• What the exercise asks:
Copy the entries below exactly. Images do not belong in the copy.

[[ Records to use, beginning ]]

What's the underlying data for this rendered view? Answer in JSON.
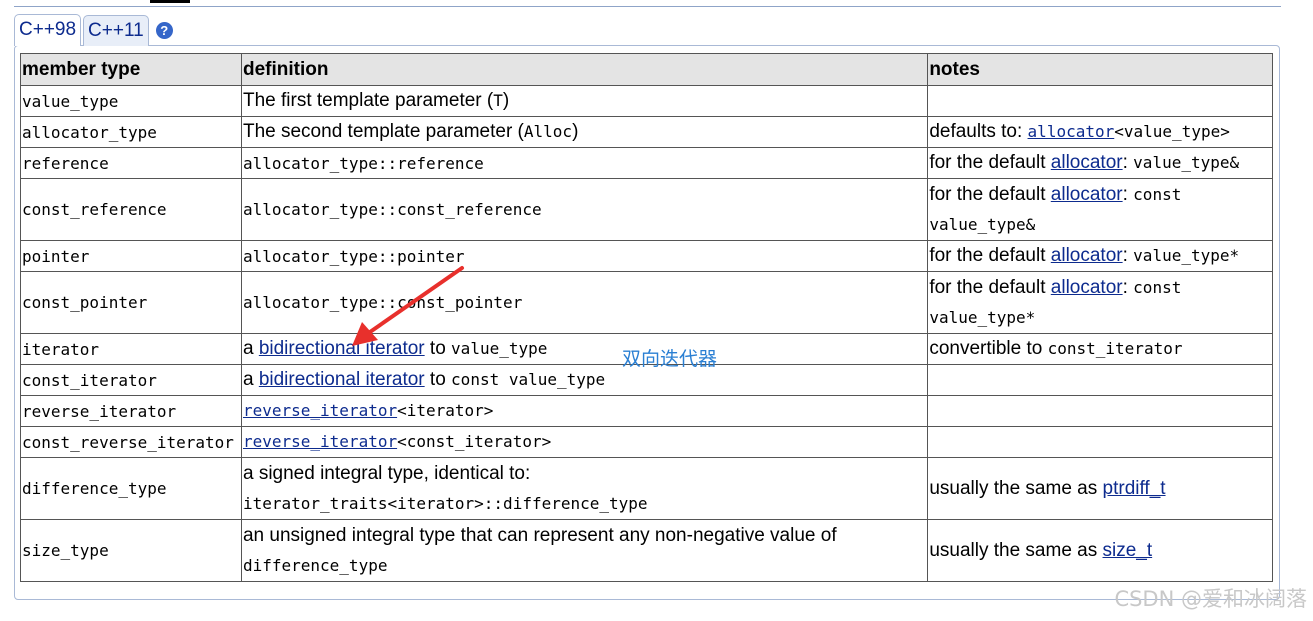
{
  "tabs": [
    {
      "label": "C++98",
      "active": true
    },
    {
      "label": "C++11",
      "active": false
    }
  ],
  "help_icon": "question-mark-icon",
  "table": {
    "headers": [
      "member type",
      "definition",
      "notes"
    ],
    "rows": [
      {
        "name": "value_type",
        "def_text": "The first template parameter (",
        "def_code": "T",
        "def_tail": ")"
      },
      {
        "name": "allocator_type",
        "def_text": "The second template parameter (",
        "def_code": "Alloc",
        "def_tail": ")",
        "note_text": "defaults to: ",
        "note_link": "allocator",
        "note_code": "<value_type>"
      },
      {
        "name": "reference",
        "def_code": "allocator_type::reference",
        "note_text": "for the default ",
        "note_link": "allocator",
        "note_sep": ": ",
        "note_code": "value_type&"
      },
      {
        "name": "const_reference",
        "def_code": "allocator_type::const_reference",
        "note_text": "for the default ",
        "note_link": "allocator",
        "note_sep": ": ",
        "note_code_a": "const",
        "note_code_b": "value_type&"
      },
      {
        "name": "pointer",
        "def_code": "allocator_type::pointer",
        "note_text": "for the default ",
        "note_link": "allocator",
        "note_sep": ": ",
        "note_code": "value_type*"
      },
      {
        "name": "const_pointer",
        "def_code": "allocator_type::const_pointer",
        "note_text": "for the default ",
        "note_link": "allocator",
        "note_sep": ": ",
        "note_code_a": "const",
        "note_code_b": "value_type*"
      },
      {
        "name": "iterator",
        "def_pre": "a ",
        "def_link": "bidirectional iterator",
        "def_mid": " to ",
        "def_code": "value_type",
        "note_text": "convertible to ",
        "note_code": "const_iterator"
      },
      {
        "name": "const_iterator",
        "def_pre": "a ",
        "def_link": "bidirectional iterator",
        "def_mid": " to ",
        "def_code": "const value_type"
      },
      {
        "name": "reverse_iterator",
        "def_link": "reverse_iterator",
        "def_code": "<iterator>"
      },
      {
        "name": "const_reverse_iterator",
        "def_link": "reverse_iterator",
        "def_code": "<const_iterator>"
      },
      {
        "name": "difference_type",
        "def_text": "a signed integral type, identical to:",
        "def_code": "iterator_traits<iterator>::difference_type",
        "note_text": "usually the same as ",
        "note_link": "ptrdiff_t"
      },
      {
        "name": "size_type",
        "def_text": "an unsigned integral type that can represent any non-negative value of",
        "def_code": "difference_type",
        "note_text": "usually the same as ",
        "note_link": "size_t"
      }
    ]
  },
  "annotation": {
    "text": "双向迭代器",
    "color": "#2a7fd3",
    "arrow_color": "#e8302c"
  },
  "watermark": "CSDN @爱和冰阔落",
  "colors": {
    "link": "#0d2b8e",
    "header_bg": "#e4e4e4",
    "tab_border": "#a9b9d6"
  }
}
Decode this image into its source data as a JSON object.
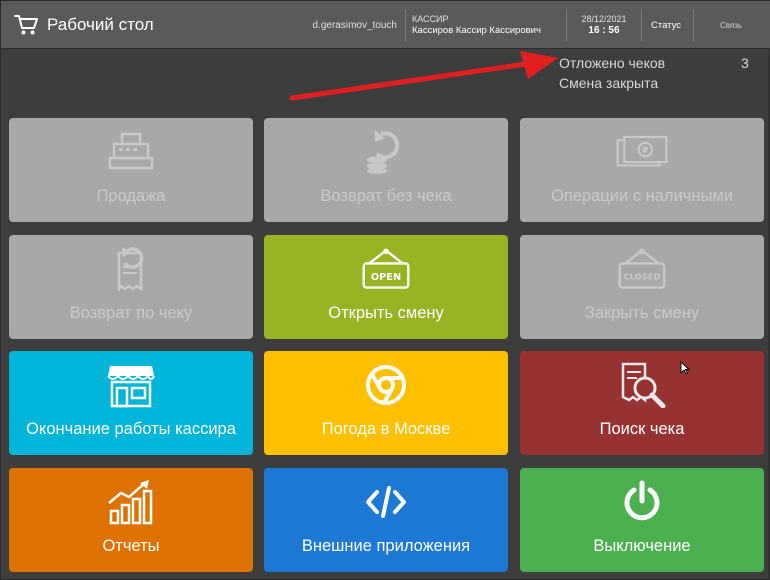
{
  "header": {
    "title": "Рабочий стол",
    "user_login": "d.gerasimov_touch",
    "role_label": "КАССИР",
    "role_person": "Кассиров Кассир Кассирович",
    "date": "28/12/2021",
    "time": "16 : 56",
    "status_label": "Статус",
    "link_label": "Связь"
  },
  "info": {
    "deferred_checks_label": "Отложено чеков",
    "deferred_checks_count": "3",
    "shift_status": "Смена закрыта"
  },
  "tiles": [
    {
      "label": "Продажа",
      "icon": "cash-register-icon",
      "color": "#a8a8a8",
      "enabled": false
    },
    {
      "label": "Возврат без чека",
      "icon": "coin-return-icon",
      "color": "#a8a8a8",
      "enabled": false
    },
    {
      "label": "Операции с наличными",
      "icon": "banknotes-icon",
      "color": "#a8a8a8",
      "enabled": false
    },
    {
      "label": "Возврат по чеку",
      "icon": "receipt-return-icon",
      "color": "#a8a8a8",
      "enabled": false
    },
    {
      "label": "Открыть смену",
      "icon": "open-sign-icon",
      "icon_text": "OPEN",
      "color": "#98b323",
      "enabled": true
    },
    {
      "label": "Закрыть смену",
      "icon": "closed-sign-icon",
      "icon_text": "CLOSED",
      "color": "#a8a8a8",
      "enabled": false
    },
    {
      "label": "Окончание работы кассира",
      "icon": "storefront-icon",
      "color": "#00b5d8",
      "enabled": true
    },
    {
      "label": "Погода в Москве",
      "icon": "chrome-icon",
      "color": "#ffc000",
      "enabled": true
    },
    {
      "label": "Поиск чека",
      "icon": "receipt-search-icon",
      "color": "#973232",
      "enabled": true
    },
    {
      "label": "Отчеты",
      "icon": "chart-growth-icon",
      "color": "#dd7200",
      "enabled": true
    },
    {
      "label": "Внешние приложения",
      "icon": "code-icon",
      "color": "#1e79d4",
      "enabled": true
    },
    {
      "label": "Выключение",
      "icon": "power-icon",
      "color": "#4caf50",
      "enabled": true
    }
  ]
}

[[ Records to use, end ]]

• Solution to this problem:
What's the underlying data for this rendered view? Answer in JSON.
{
  "tabs": [
    {
      "label": "C++98",
      "active": true
    },
    {
      "label": "C++11",
      "active": false
    }
  ],
  "help_icon": "question-mark-icon",
  "table": {
    "headers": [
      "member type",
      "definition",
      "notes"
    ],
    "rows": [
      {
        "name": "value_type",
        "def_text": "The first template parameter (",
        "def_code": "T",
        "def_tail": ")"
      },
      {
        "name": "allocator_type",
        "def_text": "The second template parameter (",
        "def_code": "Alloc",
        "def_tail": ")",
        "note_text": "defaults to: ",
        "note_link": "allocator",
        "note_code": "<value_type>"
      },
      {
        "name": "reference",
        "def_code": "allocator_type::reference",
        "note_text": "for the default ",
        "note_link": "allocator",
        "note_sep": ": ",
        "note_code": "value_type&"
      },
      {
        "name": "const_reference",
        "def_code": "allocator_type::const_reference",
        "note_text": "for the default ",
        "note_link": "allocator",
        "note_sep": ": ",
        "note_code_a": "const",
        "note_code_b": "value_type&"
      },
      {
        "name": "pointer",
        "def_code": "allocator_type::pointer",
        "note_text": "for the default ",
        "note_link": "allocator",
        "note_sep": ": ",
        "note_code": "value_type*"
      },
      {
        "name": "const_pointer",
        "def_code": "allocator_type::const_pointer",
        "note_text": "for the default ",
        "note_link": "allocator",
        "note_sep": ": ",
        "note_code_a": "const",
        "note_code_b": "value_type*"
      },
      {
        "name": "iterator",
        "def_pre": "a ",
        "def_link": "bidirectional iterator",
        "def_mid": " to ",
        "def_code": "value_type",
        "note_text": "convertible to ",
        "note_code": "const_iterator"
      },
      {
        "name": "const_iterator",
        "def_pre": "a ",
        "def_link": "bidirectional iterator",
        "def_mid": " to ",
        "def_code": "const value_type"
      },
      {
        "name": "reverse_iterator",
        "def_link": "reverse_iterator",
        "def_code": "<iterator>"
      },
      {
        "name": "const_reverse_iterator",
        "def_link": "reverse_iterator",
        "def_code": "<const_iterator>"
      },
      {
        "name": "difference_type",
        "def_text": "a signed integral type, identical to:",
        "def_code": "iterator_traits<iterator>::difference_type",
        "note_text": "usually the same as ",
        "note_link": "ptrdiff_t"
      },
      {
        "name": "size_type",
        "def_text": "an unsigned integral type that can represent any non-negative value of",
        "def_code": "difference_type",
        "note_text": "usually the same as ",
        "note_link": "size_t"
      }
    ]
  },
  "annotation": {
    "text": "双向迭代器",
    "color": "#2a7fd3",
    "arrow_color": "#e8302c"
  },
  "watermark": "CSDN @爱和冰阔落",
  "colors": {
    "link": "#0d2b8e",
    "header_bg": "#e4e4e4",
    "tab_border": "#a9b9d6"
  }
}
Decode this image into its source data as a JSON object.
{
  "header": {
    "title": "Рабочий стол",
    "user_login": "d.gerasimov_touch",
    "role_label": "КАССИР",
    "role_person": "Кассиров Кассир Кассирович",
    "date": "28/12/2021",
    "time": "16 : 56",
    "status_label": "Статус",
    "link_label": "Связь"
  },
  "info": {
    "deferred_checks_label": "Отложено чеков",
    "deferred_checks_count": "3",
    "shift_status": "Смена закрыта"
  },
  "tiles": [
    {
      "label": "Продажа",
      "icon": "cash-register-icon",
      "color": "#a8a8a8",
      "enabled": false
    },
    {
      "label": "Возврат без чека",
      "icon": "coin-return-icon",
      "color": "#a8a8a8",
      "enabled": false
    },
    {
      "label": "Операции с наличными",
      "icon": "banknotes-icon",
      "color": "#a8a8a8",
      "enabled": false
    },
    {
      "label": "Возврат по чеку",
      "icon": "receipt-return-icon",
      "color": "#a8a8a8",
      "enabled": false
    },
    {
      "label": "Открыть смену",
      "icon": "open-sign-icon",
      "icon_text": "OPEN",
      "color": "#98b323",
      "enabled": true
    },
    {
      "label": "Закрыть смену",
      "icon": "closed-sign-icon",
      "icon_text": "CLOSED",
      "color": "#a8a8a8",
      "enabled": false
    },
    {
      "label": "Окончание работы кассира",
      "icon": "storefront-icon",
      "color": "#00b5d8",
      "enabled": true
    },
    {
      "label": "Погода в Москве",
      "icon": "chrome-icon",
      "color": "#ffc000",
      "enabled": true
    },
    {
      "label": "Поиск чека",
      "icon": "receipt-search-icon",
      "color": "#973232",
      "enabled": true
    },
    {
      "label": "Отчеты",
      "icon": "chart-growth-icon",
      "color": "#dd7200",
      "enabled": true
    },
    {
      "label": "Внешние приложения",
      "icon": "code-icon",
      "color": "#1e79d4",
      "enabled": true
    },
    {
      "label": "Выключение",
      "icon": "power-icon",
      "color": "#4caf50",
      "enabled": true
    }
  ]
}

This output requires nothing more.